The input —
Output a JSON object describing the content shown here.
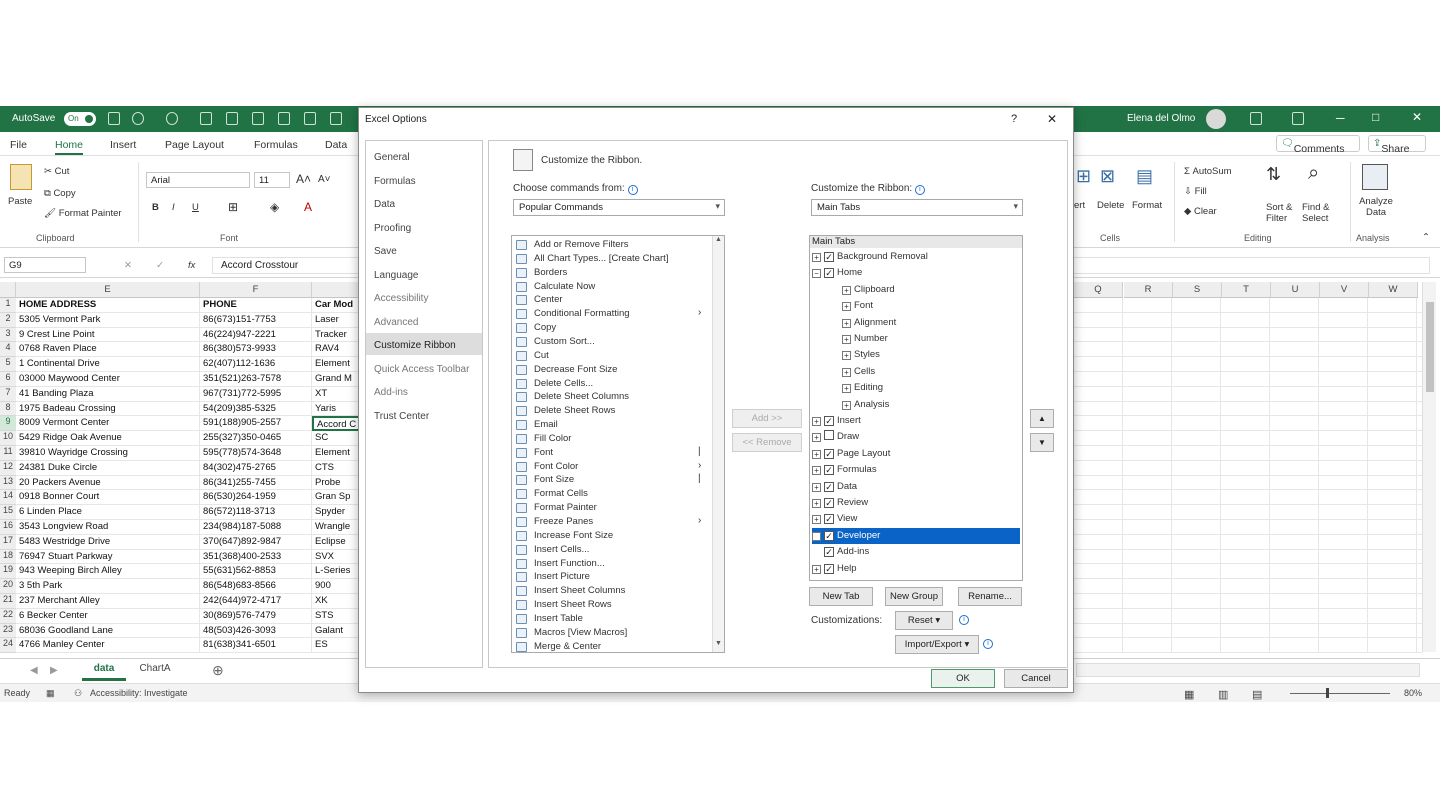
{
  "excel": {
    "autosave_label": "AutoSave",
    "autosave_state": "On",
    "user_name": "Elena del Olmo",
    "menu": [
      "File",
      "Home",
      "Insert",
      "Page Layout",
      "Formulas",
      "Data"
    ],
    "comments_label": "Comments",
    "share_label": "Share",
    "clipboard": {
      "paste": "Paste",
      "cut": "Cut",
      "copy": "Copy",
      "format_painter": "Format Painter",
      "group": "Clipboard"
    },
    "font": {
      "family": "Arial",
      "size": "11",
      "group": "Font"
    },
    "right_ribbon": {
      "insert": "ert",
      "delete": "Delete",
      "format": "Format",
      "cells_group": "Cells",
      "autosum": "AutoSum",
      "fill": "Fill",
      "clear": "Clear",
      "sort_filter": "Sort & Filter",
      "find_select": "Find & Select",
      "editing_group": "Editing",
      "analyze_data": "Analyze Data",
      "analysis_group": "Analysis"
    },
    "name_box": "G9",
    "formula_value": "Accord Crosstour",
    "fx": "fx",
    "columns_left": [
      "E",
      "F"
    ],
    "columns_right": [
      "Q",
      "R",
      "S",
      "T",
      "U",
      "V",
      "W"
    ],
    "rows": [
      {
        "n": "1",
        "addr": "HOME ADDRESS",
        "phone": "PHONE",
        "car": "Car Mod"
      },
      {
        "n": "2",
        "addr": "5305 Vermont Park",
        "phone": "86(673)151-7753",
        "car": "Laser"
      },
      {
        "n": "3",
        "addr": "9 Crest Line Point",
        "phone": "46(224)947-2221",
        "car": "Tracker"
      },
      {
        "n": "4",
        "addr": "0768 Raven Place",
        "phone": "86(380)573-9933",
        "car": "RAV4"
      },
      {
        "n": "5",
        "addr": "1 Continental Drive",
        "phone": "62(407)112-1636",
        "car": "Element"
      },
      {
        "n": "6",
        "addr": "03000 Maywood Center",
        "phone": "351(521)263-7578",
        "car": "Grand M"
      },
      {
        "n": "7",
        "addr": "41 Banding Plaza",
        "phone": "967(731)772-5995",
        "car": "XT"
      },
      {
        "n": "8",
        "addr": "1975 Badeau Crossing",
        "phone": "54(209)385-5325",
        "car": "Yaris"
      },
      {
        "n": "9",
        "addr": "8009 Vermont Center",
        "phone": "591(188)905-2557",
        "car": "Accord C"
      },
      {
        "n": "10",
        "addr": "5429 Ridge Oak Avenue",
        "phone": "255(327)350-0465",
        "car": "SC"
      },
      {
        "n": "11",
        "addr": "39810 Wayridge Crossing",
        "phone": "595(778)574-3648",
        "car": "Element"
      },
      {
        "n": "12",
        "addr": "24381 Duke Circle",
        "phone": "84(302)475-2765",
        "car": "CTS"
      },
      {
        "n": "13",
        "addr": "20 Packers Avenue",
        "phone": "86(341)255-7455",
        "car": "Probe"
      },
      {
        "n": "14",
        "addr": "0918 Bonner Court",
        "phone": "86(530)264-1959",
        "car": "Gran Sp"
      },
      {
        "n": "15",
        "addr": "6 Linden Place",
        "phone": "86(572)118-3713",
        "car": "Spyder"
      },
      {
        "n": "16",
        "addr": "3543 Longview Road",
        "phone": "234(984)187-5088",
        "car": "Wrangle"
      },
      {
        "n": "17",
        "addr": "5483 Westridge Drive",
        "phone": "370(647)892-9847",
        "car": "Eclipse"
      },
      {
        "n": "18",
        "addr": "76947 Stuart Parkway",
        "phone": "351(368)400-2533",
        "car": "SVX"
      },
      {
        "n": "19",
        "addr": "943 Weeping Birch Alley",
        "phone": "55(631)562-8853",
        "car": "L-Series"
      },
      {
        "n": "20",
        "addr": "3 5th Park",
        "phone": "86(548)683-8566",
        "car": "900"
      },
      {
        "n": "21",
        "addr": "237 Merchant Alley",
        "phone": "242(644)972-4717",
        "car": "XK"
      },
      {
        "n": "22",
        "addr": "6 Becker Center",
        "phone": "30(869)576-7479",
        "car": "STS"
      },
      {
        "n": "23",
        "addr": "68036 Goodland Lane",
        "phone": "48(503)426-3093",
        "car": "Galant"
      },
      {
        "n": "24",
        "addr": "4766 Manley Center",
        "phone": "81(638)341-6501",
        "car": "ES"
      }
    ],
    "sheet_tabs": [
      "data",
      "ChartA"
    ],
    "status_ready": "Ready",
    "status_accessibility": "Accessibility: Investigate",
    "zoom": "80%"
  },
  "dialog": {
    "title": "Excel Options",
    "help": "?",
    "close": "✕",
    "nav": [
      "General",
      "Formulas",
      "Data",
      "Proofing",
      "Save",
      "Language",
      "Accessibility",
      "Advanced",
      "Customize Ribbon",
      "Quick Access Toolbar",
      "Add-ins",
      "Trust Center"
    ],
    "nav_selected_index": 8,
    "heading": "Customize the Ribbon.",
    "choose_label": "Choose commands from:",
    "choose_value": "Popular Commands",
    "customize_label": "Customize the Ribbon:",
    "customize_value": "Main Tabs",
    "commands": [
      "Add or Remove Filters",
      "All Chart Types... [Create Chart]",
      "Borders",
      "Calculate Now",
      "Center",
      "Conditional Formatting",
      "Copy",
      "Custom Sort...",
      "Cut",
      "Decrease Font Size",
      "Delete Cells...",
      "Delete Sheet Columns",
      "Delete Sheet Rows",
      "Email",
      "Fill Color",
      "Font",
      "Font Color",
      "Font Size",
      "Format Cells",
      "Format Painter",
      "Freeze Panes",
      "Increase Font Size",
      "Insert Cells...",
      "Insert Function...",
      "Insert Picture",
      "Insert Sheet Columns",
      "Insert Sheet Rows",
      "Insert Table",
      "Macros [View Macros]",
      "Merge & Center"
    ],
    "add_button": "Add >>",
    "remove_button": "<< Remove",
    "tree_header": "Main Tabs",
    "tree": [
      {
        "label": "Background Removal",
        "level": 0,
        "pm": "+",
        "cb": true
      },
      {
        "label": "Home",
        "level": 0,
        "pm": "−",
        "cb": true
      },
      {
        "label": "Clipboard",
        "level": 1,
        "pm": "+",
        "cb": false
      },
      {
        "label": "Font",
        "level": 1,
        "pm": "+",
        "cb": false
      },
      {
        "label": "Alignment",
        "level": 1,
        "pm": "+",
        "cb": false
      },
      {
        "label": "Number",
        "level": 1,
        "pm": "+",
        "cb": false
      },
      {
        "label": "Styles",
        "level": 1,
        "pm": "+",
        "cb": false
      },
      {
        "label": "Cells",
        "level": 1,
        "pm": "+",
        "cb": false
      },
      {
        "label": "Editing",
        "level": 1,
        "pm": "+",
        "cb": false
      },
      {
        "label": "Analysis",
        "level": 1,
        "pm": "+",
        "cb": false
      },
      {
        "label": "Insert",
        "level": 0,
        "pm": "+",
        "cb": true
      },
      {
        "label": "Draw",
        "level": 0,
        "pm": "+",
        "cb": "empty"
      },
      {
        "label": "Page Layout",
        "level": 0,
        "pm": "+",
        "cb": true
      },
      {
        "label": "Formulas",
        "level": 0,
        "pm": "+",
        "cb": true
      },
      {
        "label": "Data",
        "level": 0,
        "pm": "+",
        "cb": true
      },
      {
        "label": "Review",
        "level": 0,
        "pm": "+",
        "cb": true
      },
      {
        "label": "View",
        "level": 0,
        "pm": "+",
        "cb": true
      },
      {
        "label": "Developer",
        "level": 0,
        "pm": "+",
        "cb": true,
        "selected": true
      },
      {
        "label": "Add-ins",
        "level": 0,
        "pm": "",
        "cb": true
      },
      {
        "label": "Help",
        "level": 0,
        "pm": "+",
        "cb": true
      }
    ],
    "new_tab": "New Tab",
    "new_group": "New Group",
    "rename": "Rename...",
    "customizations_label": "Customizations:",
    "reset": "Reset ▾",
    "import_export": "Import/Export ▾",
    "ok": "OK",
    "cancel": "Cancel",
    "colors": {
      "excel_green": "#217346",
      "selection_blue": "#0a64c8"
    }
  }
}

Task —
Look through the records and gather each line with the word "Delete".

Result for this exercise —
      "delete": "Delete",
      "Delete Cells...",
      "Delete Sheet Columns",
      "Delete Sheet Rows",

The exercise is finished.